By: Stacy M. Brown
Prayer breakfasts, marches, parades, and an uptick in volunteer efforts to support the annual Day of Service have remained staples of Martin Luther King Jr. Day.
But the late civil rights icon family has asked that observers strike a different tune in 2022.
King’s family has requested no celebration unless federal lawmakers pass voting rights legislation, a task that appears out of reach as President Joe Biden and several Democrats have faced stiff Republican opposition.
Democrats have also been hampered by members of their own party, notably West Virginia Sen. Joe Manchin, whose vote is crucial in an evenly split chamber.
“President Biden and Congress used their political muscle to deliver a vital infrastructure deal, and now we are calling on them to do the same to restore the very voting rights protections my father and countless other civil rights leaders bled to secure,” Martin Luther King III said in a statement.

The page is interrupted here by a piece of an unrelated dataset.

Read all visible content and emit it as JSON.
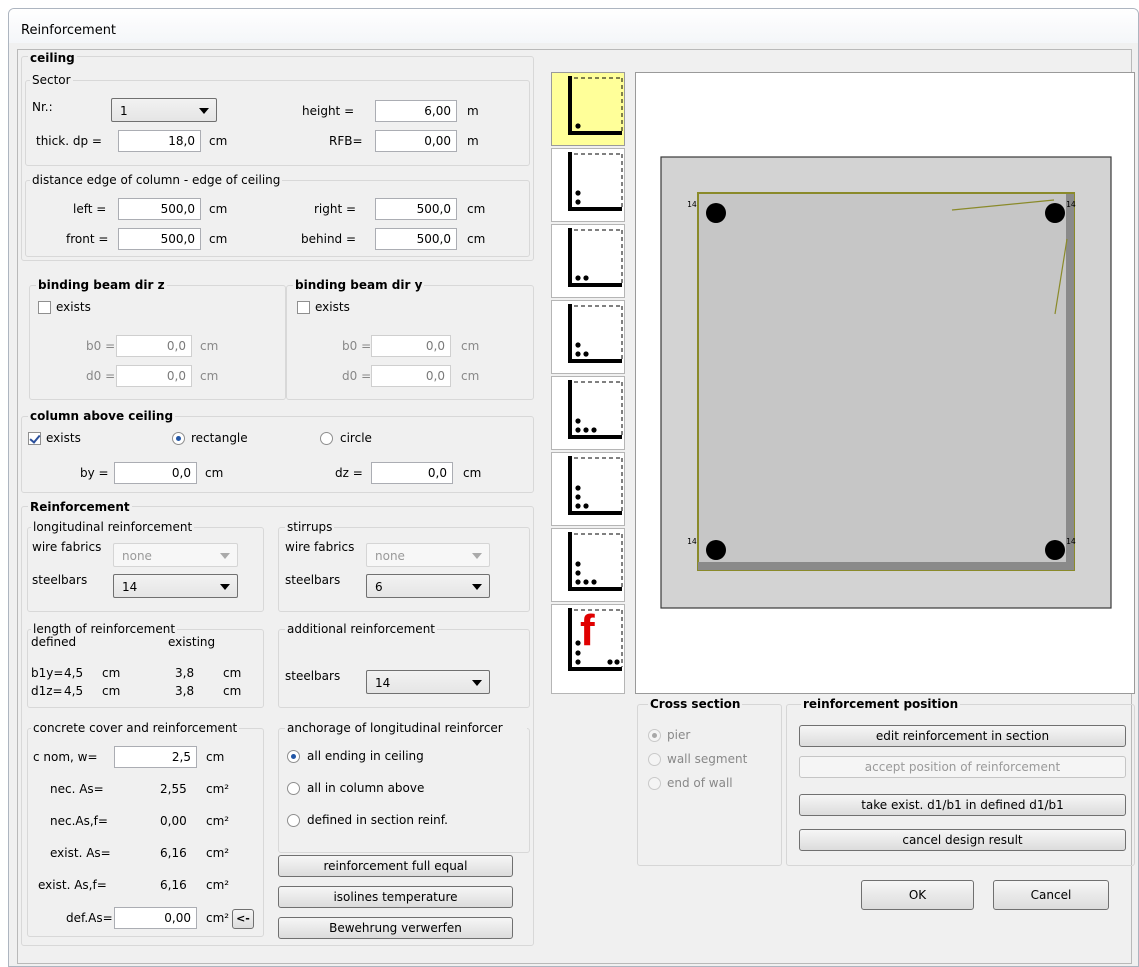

“We will not accept empty promises in pursuit of my father’s dream for a more equal and just America,” King III, the oldest son and oldest living child of King Jr. and Coretta Scott King.

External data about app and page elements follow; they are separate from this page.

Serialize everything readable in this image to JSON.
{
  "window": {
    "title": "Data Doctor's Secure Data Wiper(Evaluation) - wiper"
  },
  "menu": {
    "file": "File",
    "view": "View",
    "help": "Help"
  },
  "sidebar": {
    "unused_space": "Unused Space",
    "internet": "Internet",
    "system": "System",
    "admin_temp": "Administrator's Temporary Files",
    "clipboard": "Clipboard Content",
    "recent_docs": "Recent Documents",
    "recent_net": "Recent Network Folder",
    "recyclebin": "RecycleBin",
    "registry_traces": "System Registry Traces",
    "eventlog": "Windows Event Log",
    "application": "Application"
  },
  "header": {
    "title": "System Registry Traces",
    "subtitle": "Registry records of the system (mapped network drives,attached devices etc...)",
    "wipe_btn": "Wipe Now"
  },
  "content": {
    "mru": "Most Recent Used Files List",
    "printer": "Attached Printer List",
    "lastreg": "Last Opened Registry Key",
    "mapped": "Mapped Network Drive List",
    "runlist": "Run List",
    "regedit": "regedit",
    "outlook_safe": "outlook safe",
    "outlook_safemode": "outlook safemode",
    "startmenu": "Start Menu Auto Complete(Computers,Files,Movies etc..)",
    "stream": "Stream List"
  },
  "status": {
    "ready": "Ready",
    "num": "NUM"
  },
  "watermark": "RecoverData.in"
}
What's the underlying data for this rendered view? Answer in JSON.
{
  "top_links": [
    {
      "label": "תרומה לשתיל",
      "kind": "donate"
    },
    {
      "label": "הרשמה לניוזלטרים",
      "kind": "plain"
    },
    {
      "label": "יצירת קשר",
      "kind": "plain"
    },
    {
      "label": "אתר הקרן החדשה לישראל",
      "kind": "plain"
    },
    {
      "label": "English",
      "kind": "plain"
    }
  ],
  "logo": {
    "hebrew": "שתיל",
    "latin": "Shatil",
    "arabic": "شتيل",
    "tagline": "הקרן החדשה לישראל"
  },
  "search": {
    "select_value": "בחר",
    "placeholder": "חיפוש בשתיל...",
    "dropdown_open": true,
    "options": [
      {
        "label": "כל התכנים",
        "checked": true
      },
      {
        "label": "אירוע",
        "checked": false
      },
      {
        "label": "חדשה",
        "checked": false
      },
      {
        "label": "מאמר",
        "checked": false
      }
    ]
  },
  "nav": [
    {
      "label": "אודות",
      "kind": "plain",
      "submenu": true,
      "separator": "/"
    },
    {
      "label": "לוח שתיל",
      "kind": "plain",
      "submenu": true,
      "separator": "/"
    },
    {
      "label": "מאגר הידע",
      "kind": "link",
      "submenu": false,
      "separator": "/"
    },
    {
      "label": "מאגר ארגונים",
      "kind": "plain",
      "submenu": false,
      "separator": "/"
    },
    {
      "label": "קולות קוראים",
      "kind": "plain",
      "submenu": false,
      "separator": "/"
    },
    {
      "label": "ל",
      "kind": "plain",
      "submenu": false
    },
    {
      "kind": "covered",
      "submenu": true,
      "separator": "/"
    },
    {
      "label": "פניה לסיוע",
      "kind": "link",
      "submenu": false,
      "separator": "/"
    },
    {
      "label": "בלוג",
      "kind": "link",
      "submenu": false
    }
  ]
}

King III, his wife Arndrea Waters King, and their daughter Yolanda King said they plan to mobilize activists on MLK weekend – January 14-16 – to demand a voting rights bill.
In numerous Republican-led states like Texas, Florida, and Georgia, lawmakers have passed or are attempting to pass tight voter suppression laws that would disenfranchise many voters of color and the elderly.
Earlier this month, Senate Majority Leader Chuck Schumer (D-N.Y.), promised that the U.S. Senate would vote by Martin Luther King Jr. Day (January 17) on whether the chamber would adopt new rules to circumvent the draconian filibuster to enable the passage of voting rights and social justice bills.
“We must ask ourselves: if the right to vote is the cornerstone of our democracy, then how can we in good conscience allow for a situation in which the Republican Party can debate and pass voter suppression laws at the State level with only a simple majority vote, but not allow the United States Senate to do the same? We must adapt,” Sen. Schumer demanded.
“The Senate must evolve like it has many times before. The Senate was designed to evolve and has evolved many times in our history.”
Sen. Schumer continued:
“The fight for the ballot is as old as the Republic. Over the coming weeks, the Senate will once again consider how to perfect this union and confront the historic challenges facing our democracy. We hope our Republican colleagues change course and work with us. But if they do not, the Senate will debate and consider changes to Senate rules on or before January 17, Martin Luther King Jr. Day, to protect the foundation of our democracy: free and fair elections.”
Meanwhile, King III insisted that President Biden and members of Congress use the same energy and force they mustered in 2021 to pass the $1.2 trillion infrastructure bill.
“You delivered for bridges, now deliver for voting rights,” King III asserted.
Reportedly, the King family plans to join local groups in a rally in Phoenix on January 15, the date of King’s birthday,
“[We wish] to restore and expand voting rights to honor Dr. King’s legacy,” the family wrote in a statement.
Further, the family and others plan to march across the Frederick Douglass Memorial Bridge in Washington, DC.
They also plan to hold a rally and march across a bridge in Phoenix, reportedly to draw a comparison to the 1965 march across the Edmund
Pettus Bridge in Selma, Alabama, for voting rights for African Americans.
“The Senate must pass the Freedom to Vote Act and the John Lewis Voting Rights Advancement Act and ensure the Jim Crow filibuster doesn’t stand in the way,” the King family stated.